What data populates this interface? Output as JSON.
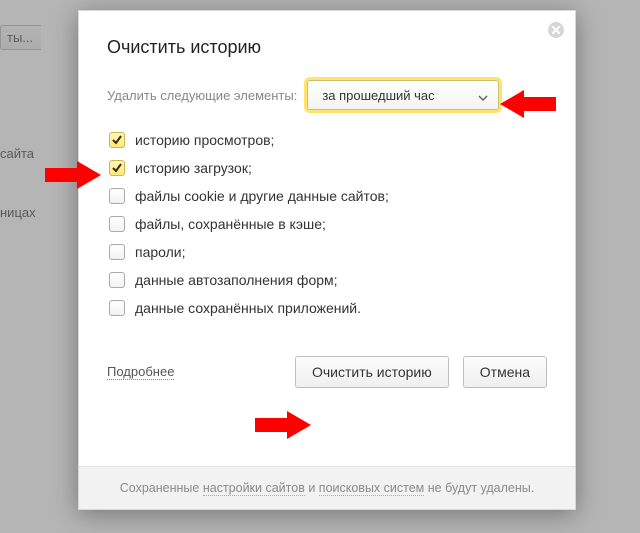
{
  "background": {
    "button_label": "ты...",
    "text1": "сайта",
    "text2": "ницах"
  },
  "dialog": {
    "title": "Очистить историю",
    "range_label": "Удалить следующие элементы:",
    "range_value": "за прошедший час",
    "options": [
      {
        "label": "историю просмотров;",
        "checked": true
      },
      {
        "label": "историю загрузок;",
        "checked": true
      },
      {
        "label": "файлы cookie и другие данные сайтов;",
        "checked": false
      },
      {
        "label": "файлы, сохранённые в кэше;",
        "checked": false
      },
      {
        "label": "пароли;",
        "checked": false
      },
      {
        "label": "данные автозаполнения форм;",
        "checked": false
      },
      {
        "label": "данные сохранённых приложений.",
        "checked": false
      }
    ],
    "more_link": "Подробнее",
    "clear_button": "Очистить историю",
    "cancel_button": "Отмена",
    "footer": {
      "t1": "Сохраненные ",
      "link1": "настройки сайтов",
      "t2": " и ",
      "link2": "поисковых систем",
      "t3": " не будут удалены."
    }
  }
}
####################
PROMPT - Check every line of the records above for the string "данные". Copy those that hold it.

RESPONSE AREA -
        "label": "файлы cookie и другие данные сайтов;",
        "label": "данные автозаполнения форм;",
        "label": "данные сохранённых приложений.",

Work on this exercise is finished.